Iowa State and University of Northern Iowa resident undergraduates would get a reprieve while their counterparts at the University of Iowa play catch-up, under a 2016-17 tuition proposal going to the state Board of Regents next week. The board will meet Oct. 21-22 in Iowa City; a meeting schedule and agenda items are online. Audio of public portions of the meeting will be streamed live on the board's website.
In September, the board approved a 3 percent tuition increase for 2016 spring semester for resident undergraduates – at UNI and Iowa State only.

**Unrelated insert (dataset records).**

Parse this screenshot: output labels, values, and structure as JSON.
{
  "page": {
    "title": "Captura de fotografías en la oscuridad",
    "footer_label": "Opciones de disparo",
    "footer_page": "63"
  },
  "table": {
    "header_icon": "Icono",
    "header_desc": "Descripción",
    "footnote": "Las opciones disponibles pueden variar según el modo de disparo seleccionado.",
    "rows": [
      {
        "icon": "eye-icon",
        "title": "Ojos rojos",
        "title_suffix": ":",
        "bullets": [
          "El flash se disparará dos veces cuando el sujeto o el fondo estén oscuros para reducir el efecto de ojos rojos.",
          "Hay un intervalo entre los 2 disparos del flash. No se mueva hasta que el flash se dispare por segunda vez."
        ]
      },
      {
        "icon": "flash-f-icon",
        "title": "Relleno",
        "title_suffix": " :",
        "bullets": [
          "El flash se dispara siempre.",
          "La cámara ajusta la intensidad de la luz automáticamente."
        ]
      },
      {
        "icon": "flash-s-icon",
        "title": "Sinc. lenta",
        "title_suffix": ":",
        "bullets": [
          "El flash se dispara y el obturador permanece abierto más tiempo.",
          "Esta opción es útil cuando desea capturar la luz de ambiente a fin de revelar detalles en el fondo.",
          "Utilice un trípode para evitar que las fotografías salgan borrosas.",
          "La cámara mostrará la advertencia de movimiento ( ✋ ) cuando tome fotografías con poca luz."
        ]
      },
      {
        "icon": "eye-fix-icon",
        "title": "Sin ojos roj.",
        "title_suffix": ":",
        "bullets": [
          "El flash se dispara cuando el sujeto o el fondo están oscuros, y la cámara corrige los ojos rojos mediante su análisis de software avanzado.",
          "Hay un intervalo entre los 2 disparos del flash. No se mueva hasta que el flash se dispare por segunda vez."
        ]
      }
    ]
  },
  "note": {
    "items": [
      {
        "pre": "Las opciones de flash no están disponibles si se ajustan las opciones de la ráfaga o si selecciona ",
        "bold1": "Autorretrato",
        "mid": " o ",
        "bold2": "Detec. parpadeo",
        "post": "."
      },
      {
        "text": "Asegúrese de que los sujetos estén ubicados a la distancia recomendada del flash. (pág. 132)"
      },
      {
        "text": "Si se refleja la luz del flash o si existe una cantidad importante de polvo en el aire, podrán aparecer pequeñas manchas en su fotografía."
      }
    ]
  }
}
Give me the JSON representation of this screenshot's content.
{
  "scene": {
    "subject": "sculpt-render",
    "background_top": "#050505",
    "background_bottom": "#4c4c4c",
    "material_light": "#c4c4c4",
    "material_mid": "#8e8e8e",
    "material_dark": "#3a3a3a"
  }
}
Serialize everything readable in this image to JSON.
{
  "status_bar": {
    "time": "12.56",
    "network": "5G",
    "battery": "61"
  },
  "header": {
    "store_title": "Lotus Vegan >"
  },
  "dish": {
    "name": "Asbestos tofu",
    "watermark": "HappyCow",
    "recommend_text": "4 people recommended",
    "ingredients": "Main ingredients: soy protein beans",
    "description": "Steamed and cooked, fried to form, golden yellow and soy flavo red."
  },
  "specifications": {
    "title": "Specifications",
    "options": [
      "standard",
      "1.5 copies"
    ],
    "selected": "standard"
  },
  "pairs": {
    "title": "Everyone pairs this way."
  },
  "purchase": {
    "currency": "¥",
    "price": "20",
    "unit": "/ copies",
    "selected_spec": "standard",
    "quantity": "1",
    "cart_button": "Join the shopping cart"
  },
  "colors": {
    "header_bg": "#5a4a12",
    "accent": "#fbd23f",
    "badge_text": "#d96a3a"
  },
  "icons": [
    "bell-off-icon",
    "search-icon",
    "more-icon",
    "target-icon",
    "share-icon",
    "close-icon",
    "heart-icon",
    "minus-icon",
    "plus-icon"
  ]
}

Their tuition would remain unchanged ($6,848 at both universities) for the 2016-17 academic year as proposed, while Iowa resident undergraduate tuition would be raised 3 percent, to $6,878.
Proposed ISU tuition increases are:
- 4 percent, for resident veterinary medicine students
- 3 percent, for nonresident undergraduates, nonresident veterinary medicine students and all graduate students
Iowa State will request its first supplemental tuition since 2011-12, $500 per year for three years, for all nonimmigrant, non-citizen international students. The revenue would help cover costs of additional services needed for international students, currently funded by all students. These services include: additional time with academic advisers, English language training and reporting requirements for international students, as well as higher costs in admissions work and financial transactions.
Since 2006-07, the board has approved multiple-year supplemental tuition at Iowa State for upper division undergraduates in engineering, business and ag systems technology/industrial technology; resident architecture students (all levels); and fourth-year students in the doctor of veterinary medicine program.
Mandatory student fees
Iowa State also will request a $33.50 increase to the mandatory fee for all ISU students. One piece, $20, would be used to implement Keeling and Associates' recommendations to improve the student health center. The other, a $13.50 increase to the student services fee, would support additional CyRide service and projected fuel cost increases for the bus service. As proposed, mandatory student fees would range from $1,075 to $1,337 at Iowa State next year.
A vote on the tuition and mandatory fee proposal is scheduled for the board's Dec. 2 meeting.
Income tax breaks
Graduate and professional student governments at the three regent universities will present a proposal aimed at keeping their constituents in the state following graduation. They propose a 50 percent income tax break, for five years, for regent school-educated graduate and professional students who take jobs in Iowa. The income tax break would jump to 75 percent for those who live and work in rural Iowa. The group has sent its proposal to Gov. Terry Branstad.
The group believes the tax break would:
- Help young alumni pay for their graduate or professional degree
- Dissuade graduates from moving out of state for higher salaries
- Combat the state's "Brain Drain" issue
- Help maintain the state's population, particularly in the 20- to 30-year-old age group
The board is being asked only to receive the presentation; no other action is requested.
In other Iowa State-related business, the board will:
- Receive oral updates on TIER (Transparent, Inclusive Efficiency Review) business cases by the Ad Astra (space use, course scheduling) and Pappas Consulting (e-learning, enrollment management) groups
- Receive reports on student enrollment (annual) and faculty activity (biennial)
- Consider approving the Center for Statistics and Application in Forensic Evidence in the office of the vice president for research. It is proposed as a National Institute for Standards and Technology (NIST)-sponsored center for research, education and outreach in statistical and probabilistic methods for the forensic sciences. NIST funding totals $20 million over five years, with a 5-year renewal possible.
- Approve a bond issuance schedule for calendar year 2016 that includes a sale of ISU utility system revenue bonds (approximately $13 million) in October